Sunday, November 1, 2009

More Viola images (26th street show)

Latte Coffee moment.

Ater a visit at a gallery, i wanted to relax with a latte in a coffee garden in the West Village.
Well, i DID relax until i saw a painting, quietly trying behind a plant.
There was something about the woman portrayed that made me want to photograph this expression. I can't put a finger on it, but i did feel a need to take a picture of her.

SO that i could "experience" her again. At some other point in time.

BillViola's "moving" narrative

Yesterday I viewed Bill Viola's new works. Many interesting pieces regarding BODY studies framed on the wall (his usual video portraiture with variant edges to them).
There was one wall that affected me immediately. A woman crying in the middle. A burning home. A contemplative man (maybe her husband?). What i experienced was a bizarre and emotionally coherent "narrative via 3 screen storytelling. It was really really moving.
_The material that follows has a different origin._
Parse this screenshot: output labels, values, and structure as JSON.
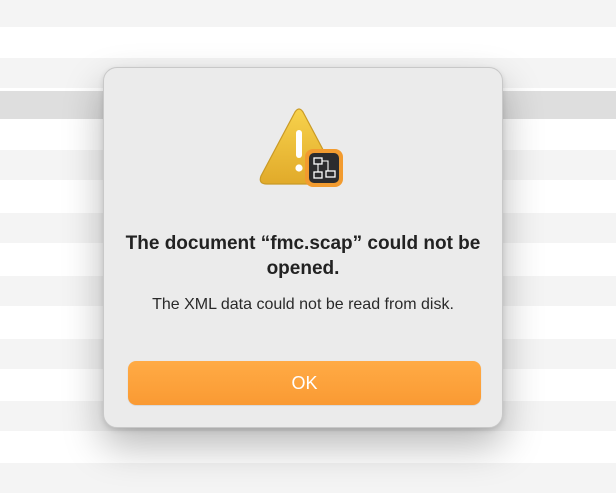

Above are some images i snapped from my afternoon gallery visit...

Wednesday, October 28, 2009

Great Author. Brave Woman.

JUNG CHANG was born in Yibin, Sichuan Province, China, in 1952. She left China for Britain in 1978 and obtained a Ph.D. in linguistics from York University in 1982, the first person from the People??s Republic of China to receive a doctorate from a British university. She lives in London and has recently completed a biography of Mao.

Tuesday, October 20, 2009